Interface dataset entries
╔══

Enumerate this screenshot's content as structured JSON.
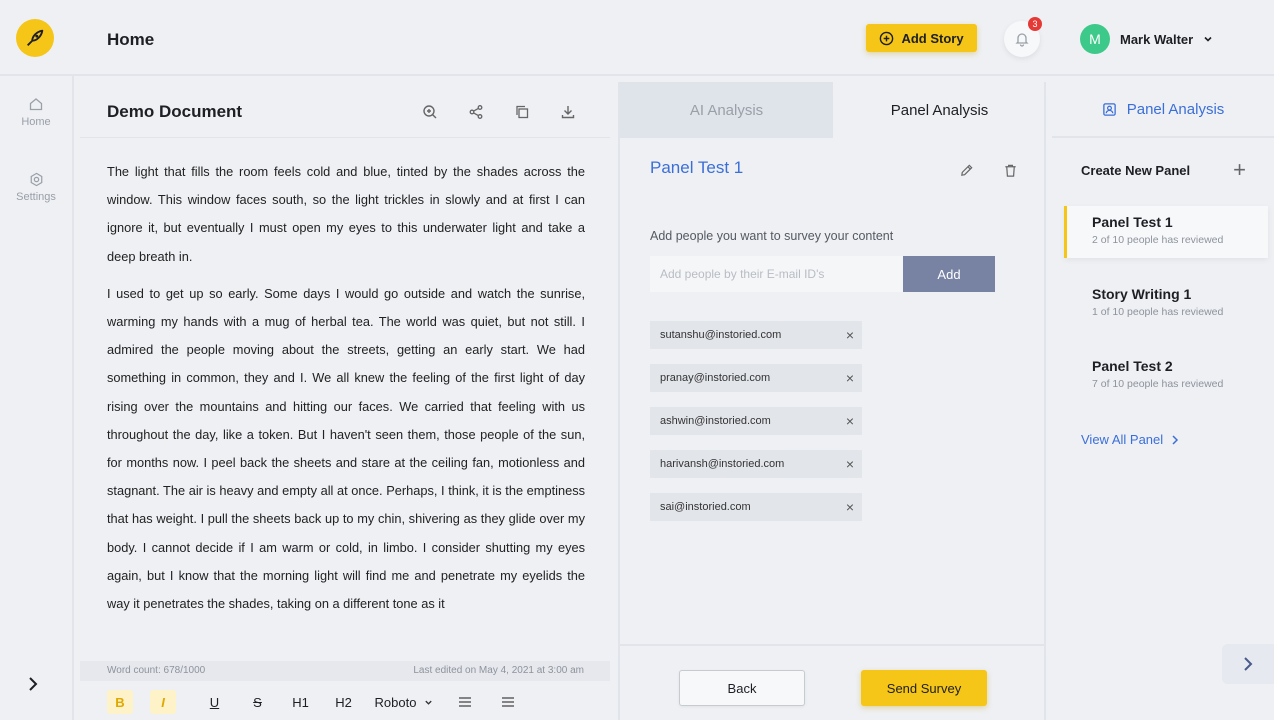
{
  "header": {
    "title": "Home",
    "add_story_label": "Add Story",
    "notification_count": "3",
    "user_initial": "M",
    "user_name": "Mark Walter"
  },
  "sidebar": {
    "items": [
      {
        "label": "Home",
        "icon": "home-icon"
      },
      {
        "label": "Settings",
        "icon": "gear-icon"
      }
    ]
  },
  "document": {
    "title": "Demo Document",
    "paragraphs": [
      "The light that fills the room feels cold and blue, tinted by the shades across the window. This window faces south, so the light trickles in slowly and at first I can ignore it, but eventually I must open my eyes to this underwater light and take a deep breath in.",
      "I used to get up so early. Some days I would go outside and watch the sunrise, warming my hands with a mug of herbal tea. The world was quiet, but not still. I admired the people moving about the streets, getting an early start. We had something in common, they and I. We all knew the feeling of the first light of day rising over the mountains and hitting our faces. We carried that feeling with us throughout the day, like a token. But I haven't seen them, those people of the sun, for months now. I peel back the sheets and stare at the ceiling fan, motionless and stagnant. The air is heavy and empty all at once. Perhaps, I think, it is the emptiness that has weight. I pull the sheets back up to my chin, shivering as they glide over my body. I cannot decide if I am warm or cold, in limbo. I consider shutting my eyes again, but I know that the morning light will find me and penetrate my eyelids the way it penetrates the shades, taking on a different tone as it"
    ],
    "word_count": "Word count: 678/1000",
    "last_edited": "Last edited on May 4, 2021 at 3:00 am",
    "format": {
      "bold": "B",
      "italic": "I",
      "underline": "U",
      "strike": "S",
      "h1": "H1",
      "h2": "H2",
      "font": "Roboto"
    }
  },
  "analysis": {
    "tabs": [
      "AI Analysis",
      "Panel Analysis"
    ],
    "panel_title": "Panel Test 1",
    "add_people_label": "Add people you want to survey your content",
    "email_placeholder": "Add people by their E-mail ID's",
    "add_button": "Add",
    "emails": [
      "sutanshu@instoried.com",
      "pranay@instoried.com",
      "ashwin@instoried.com",
      "harivansh@instoried.com",
      "sai@instoried.com"
    ],
    "back_label": "Back",
    "send_label": "Send Survey"
  },
  "right_panel": {
    "title": "Panel Analysis",
    "create_label": "Create New Panel",
    "panels": [
      {
        "name": "Panel Test 1",
        "status": "2 of 10 people has reviewed"
      },
      {
        "name": "Story Writing 1",
        "status": "1 of 10 people has reviewed"
      },
      {
        "name": "Panel Test 2",
        "status": "7 of 10 people has reviewed"
      }
    ],
    "view_all": "View All Panel"
  },
  "colors": {
    "accent_yellow": "#f5c518",
    "link_blue": "#3b6fd8",
    "add_button_bg": "#7883a4",
    "avatar_green": "#3cc98a",
    "badge_red": "#e53935"
  }
}
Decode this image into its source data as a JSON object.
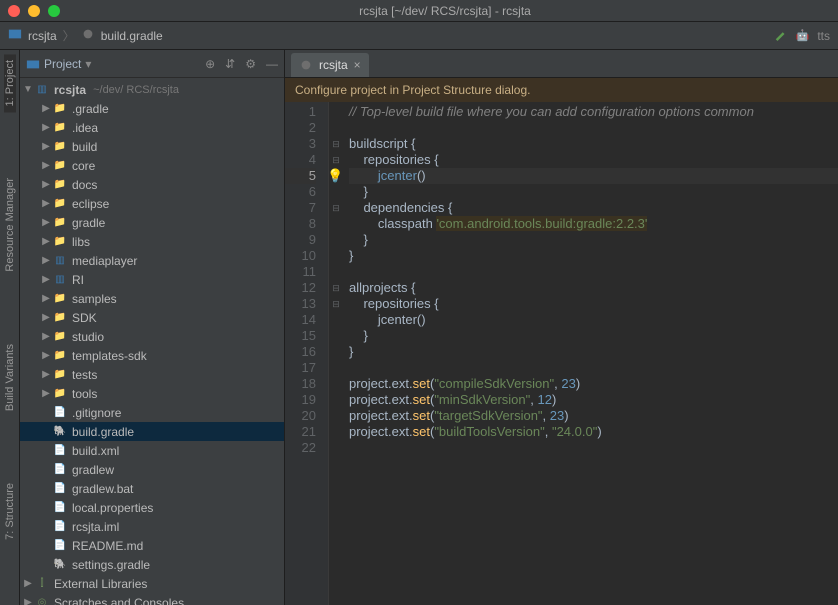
{
  "title": "rcsjta [~/dev/          RCS/rcsjta] - rcsjta",
  "breadcrumb": {
    "project": "rcsjta",
    "file": "build.gradle",
    "tts_label": "tts"
  },
  "sidebar_header": {
    "label": "Project"
  },
  "leftrail": [
    "1: Project",
    "Resource Manager",
    "Build Variants",
    "7: Structure"
  ],
  "tree": {
    "root": {
      "name": "rcsjta",
      "path": "~/dev/          RCS/rcsjta"
    },
    "children": [
      {
        "name": ".gradle",
        "type": "folder-ex"
      },
      {
        "name": ".idea",
        "type": "folder-ex"
      },
      {
        "name": "build",
        "type": "folder-ex"
      },
      {
        "name": "core",
        "type": "folder"
      },
      {
        "name": "docs",
        "type": "folder"
      },
      {
        "name": "eclipse",
        "type": "folder"
      },
      {
        "name": "gradle",
        "type": "folder"
      },
      {
        "name": "libs",
        "type": "folder"
      },
      {
        "name": "mediaplayer",
        "type": "module"
      },
      {
        "name": "RI",
        "type": "module"
      },
      {
        "name": "samples",
        "type": "folder"
      },
      {
        "name": "SDK",
        "type": "folder"
      },
      {
        "name": "studio",
        "type": "folder"
      },
      {
        "name": "templates-sdk",
        "type": "folder"
      },
      {
        "name": "tests",
        "type": "folder"
      },
      {
        "name": "tools",
        "type": "folder"
      },
      {
        "name": ".gitignore",
        "type": "file"
      },
      {
        "name": "build.gradle",
        "type": "gradle",
        "selected": true
      },
      {
        "name": "build.xml",
        "type": "file"
      },
      {
        "name": "gradlew",
        "type": "file"
      },
      {
        "name": "gradlew.bat",
        "type": "file"
      },
      {
        "name": "local.properties",
        "type": "file"
      },
      {
        "name": "rcsjta.iml",
        "type": "file"
      },
      {
        "name": "README.md",
        "type": "file"
      },
      {
        "name": "settings.gradle",
        "type": "gradle"
      }
    ],
    "footer": [
      "External Libraries",
      "Scratches and Consoles"
    ]
  },
  "tab": {
    "label": "rcsjta"
  },
  "banner": "Configure project in Project Structure dialog.",
  "code_lines": 22,
  "highlight_line": 5,
  "code": {
    "1": {
      "t": "com",
      "v": "// Top-level build file where you can add configuration options common"
    },
    "2": {
      "t": "",
      "v": ""
    },
    "3": {
      "html": "<span class='c-id'>buildscript </span>{"
    },
    "4": {
      "html": "    <span class='c-id'>repositories </span>{"
    },
    "5": {
      "html": "        <span class='c-link'>jcenter</span>()"
    },
    "6": {
      "html": "    }"
    },
    "7": {
      "html": "    <span class='c-id'>dependencies </span>{"
    },
    "8": {
      "html": "        <span class='c-id'>classpath </span><span class='c-strhl'>'com.android.tools.build:gradle:2.2.3'</span>"
    },
    "9": {
      "html": "    }"
    },
    "10": {
      "html": "}"
    },
    "11": {
      "html": ""
    },
    "12": {
      "html": "<span class='c-id'>allprojects </span>{"
    },
    "13": {
      "html": "    <span class='c-id'>repositories </span>{"
    },
    "14": {
      "html": "        jcenter()"
    },
    "15": {
      "html": "    }"
    },
    "16": {
      "html": "}"
    },
    "17": {
      "html": ""
    },
    "18": {
      "html": "<span class='c-id'>project</span>.<span class='c-id'>ext</span>.<span class='c-fn'>set</span>(<span class='c-str'>\"compileSdkVersion\"</span>, <span class='c-num'>23</span>)"
    },
    "19": {
      "html": "<span class='c-id'>project</span>.<span class='c-id'>ext</span>.<span class='c-fn'>set</span>(<span class='c-str'>\"minSdkVersion\"</span>, <span class='c-num'>12</span>)"
    },
    "20": {
      "html": "<span class='c-id'>project</span>.<span class='c-id'>ext</span>.<span class='c-fn'>set</span>(<span class='c-str'>\"targetSdkVersion\"</span>, <span class='c-num'>23</span>)"
    },
    "21": {
      "html": "<span class='c-id'>project</span>.<span class='c-id'>ext</span>.<span class='c-fn'>set</span>(<span class='c-str'>\"buildToolsVersion\"</span>, <span class='c-str'>\"24.0.0\"</span>)"
    },
    "22": {
      "html": ""
    }
  }
}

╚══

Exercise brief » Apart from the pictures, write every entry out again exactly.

Result »
Enumerate this screenshot's content as structured JSON.
{
  "header": {
    "title": "Home",
    "add_story_label": "Add Story",
    "notification_count": "3",
    "user_initial": "M",
    "user_name": "Mark Walter"
  },
  "sidebar": {
    "items": [
      {
        "label": "Home",
        "icon": "home-icon"
      },
      {
        "label": "Settings",
        "icon": "gear-icon"
      }
    ]
  },
  "document": {
    "title": "Demo Document",
    "paragraphs": [
      "The light that fills the room feels cold and blue, tinted by the shades across the window. This window faces south, so the light trickles in slowly and at first I can ignore it, but eventually I must open my eyes to this underwater light and take a deep breath in.",
      "I used to get up so early. Some days I would go outside and watch the sunrise, warming my hands with a mug of herbal tea. The world was quiet, but not still. I admired the people moving about the streets, getting an early start. We had something in common, they and I. We all knew the feeling of the first light of day rising over the mountains and hitting our faces. We carried that feeling with us throughout the day, like a token. But I haven't seen them, those people of the sun, for months now. I peel back the sheets and stare at the ceiling fan, motionless and stagnant. The air is heavy and empty all at once. Perhaps, I think, it is the emptiness that has weight. I pull the sheets back up to my chin, shivering as they glide over my body. I cannot decide if I am warm or cold, in limbo. I consider shutting my eyes again, but I know that the morning light will find me and penetrate my eyelids the way it penetrates the shades, taking on a different tone as it"
    ],
    "word_count": "Word count: 678/1000",
    "last_edited": "Last edited on May 4, 2021 at 3:00 am",
    "format": {
      "bold": "B",
      "italic": "I",
      "underline": "U",
      "strike": "S",
      "h1": "H1",
      "h2": "H2",
      "font": "Roboto"
    }
  },
  "analysis": {
    "tabs": [
      "AI Analysis",
      "Panel Analysis"
    ],
    "panel_title": "Panel Test 1",
    "add_people_label": "Add people you want to survey your content",
    "email_placeholder": "Add people by their E-mail ID's",
    "add_button": "Add",
    "emails": [
      "sutanshu@instoried.com",
      "pranay@instoried.com",
      "ashwin@instoried.com",
      "harivansh@instoried.com",
      "sai@instoried.com"
    ],
    "back_label": "Back",
    "send_label": "Send Survey"
  },
  "right_panel": {
    "title": "Panel Analysis",
    "create_label": "Create New Panel",
    "panels": [
      {
        "name": "Panel Test 1",
        "status": "2 of 10 people has reviewed"
      },
      {
        "name": "Story Writing 1",
        "status": "1 of 10 people has reviewed"
      },
      {
        "name": "Panel Test 2",
        "status": "7 of 10 people has reviewed"
      }
    ],
    "view_all": "View All Panel"
  },
  "colors": {
    "accent_yellow": "#f5c518",
    "link_blue": "#3b6fd8",
    "add_button_bg": "#7883a4",
    "avatar_green": "#3cc98a",
    "badge_red": "#e53935"
  }
}
Decode this image into its source data as a JSON object.
{
  "title": "rcsjta [~/dev/          RCS/rcsjta] - rcsjta",
  "breadcrumb": {
    "project": "rcsjta",
    "file": "build.gradle",
    "tts_label": "tts"
  },
  "sidebar_header": {
    "label": "Project"
  },
  "leftrail": [
    "1: Project",
    "Resource Manager",
    "Build Variants",
    "7: Structure"
  ],
  "tree": {
    "root": {
      "name": "rcsjta",
      "path": "~/dev/          RCS/rcsjta"
    },
    "children": [
      {
        "name": ".gradle",
        "type": "folder-ex"
      },
      {
        "name": ".idea",
        "type": "folder-ex"
      },
      {
        "name": "build",
        "type": "folder-ex"
      },
      {
        "name": "core",
        "type": "folder"
      },
      {
        "name": "docs",
        "type": "folder"
      },
      {
        "name": "eclipse",
        "type": "folder"
      },
      {
        "name": "gradle",
        "type": "folder"
      },
      {
        "name": "libs",
        "type": "folder"
      },
      {
        "name": "mediaplayer",
        "type": "module"
      },
      {
        "name": "RI",
        "type": "module"
      },
      {
        "name": "samples",
        "type": "folder"
      },
      {
        "name": "SDK",
        "type": "folder"
      },
      {
        "name": "studio",
        "type": "folder"
      },
      {
        "name": "templates-sdk",
        "type": "folder"
      },
      {
        "name": "tests",
        "type": "folder"
      },
      {
        "name": "tools",
        "type": "folder"
      },
      {
        "name": ".gitignore",
        "type": "file"
      },
      {
        "name": "build.gradle",
        "type": "gradle",
        "selected": true
      },
      {
        "name": "build.xml",
        "type": "file"
      },
      {
        "name": "gradlew",
        "type": "file"
      },
      {
        "name": "gradlew.bat",
        "type": "file"
      },
      {
        "name": "local.properties",
        "type": "file"
      },
      {
        "name": "rcsjta.iml",
        "type": "file"
      },
      {
        "name": "README.md",
        "type": "file"
      },
      {
        "name": "settings.gradle",
        "type": "gradle"
      }
    ],
    "footer": [
      "External Libraries",
      "Scratches and Consoles"
    ]
  },
  "tab": {
    "label": "rcsjta"
  },
  "banner": "Configure project in Project Structure dialog.",
  "code_lines": 22,
  "highlight_line": 5,
  "code": {
    "1": {
      "t": "com",
      "v": "// Top-level build file where you can add configuration options common"
    },
    "2": {
      "t": "",
      "v": ""
    },
    "3": {
      "html": "<span class='c-id'>buildscript </span>{"
    },
    "4": {
      "html": "    <span class='c-id'>repositories </span>{"
    },
    "5": {
      "html": "        <span class='c-link'>jcenter</span>()"
    },
    "6": {
      "html": "    }"
    },
    "7": {
      "html": "    <span class='c-id'>dependencies </span>{"
    },
    "8": {
      "html": "        <span class='c-id'>classpath </span><span class='c-strhl'>'com.android.tools.build:gradle:2.2.3'</span>"
    },
    "9": {
      "html": "    }"
    },
    "10": {
      "html": "}"
    },
    "11": {
      "html": ""
    },
    "12": {
      "html": "<span class='c-id'>allprojects </span>{"
    },
    "13": {
      "html": "    <span class='c-id'>repositories </span>{"
    },
    "14": {
      "html": "        jcenter()"
    },
    "15": {
      "html": "    }"
    },
    "16": {
      "html": "}"
    },
    "17": {
      "html": ""
    },
    "18": {
      "html": "<span class='c-id'>project</span>.<span class='c-id'>ext</span>.<span class='c-fn'>set</span>(<span class='c-str'>\"compileSdkVersion\"</span>, <span class='c-num'>23</span>)"
    },
    "19": {
      "html": "<span class='c-id'>project</span>.<span class='c-id'>ext</span>.<span class='c-fn'>set</span>(<span class='c-str'>\"minSdkVersion\"</span>, <span class='c-num'>12</span>)"
    },
    "20": {
      "html": "<span class='c-id'>project</span>.<span class='c-id'>ext</span>.<span class='c-fn'>set</span>(<span class='c-str'>\"targetSdkVersion\"</span>, <span class='c-num'>23</span>)"
    },
    "21": {
      "html": "<span class='c-id'>project</span>.<span class='c-id'>ext</span>.<span class='c-fn'>set</span>(<span class='c-str'>\"buildToolsVersion\"</span>, <span class='c-str'>\"24.0.0\"</span>)"
    },
    "22": {
      "html": ""
    }
  }
}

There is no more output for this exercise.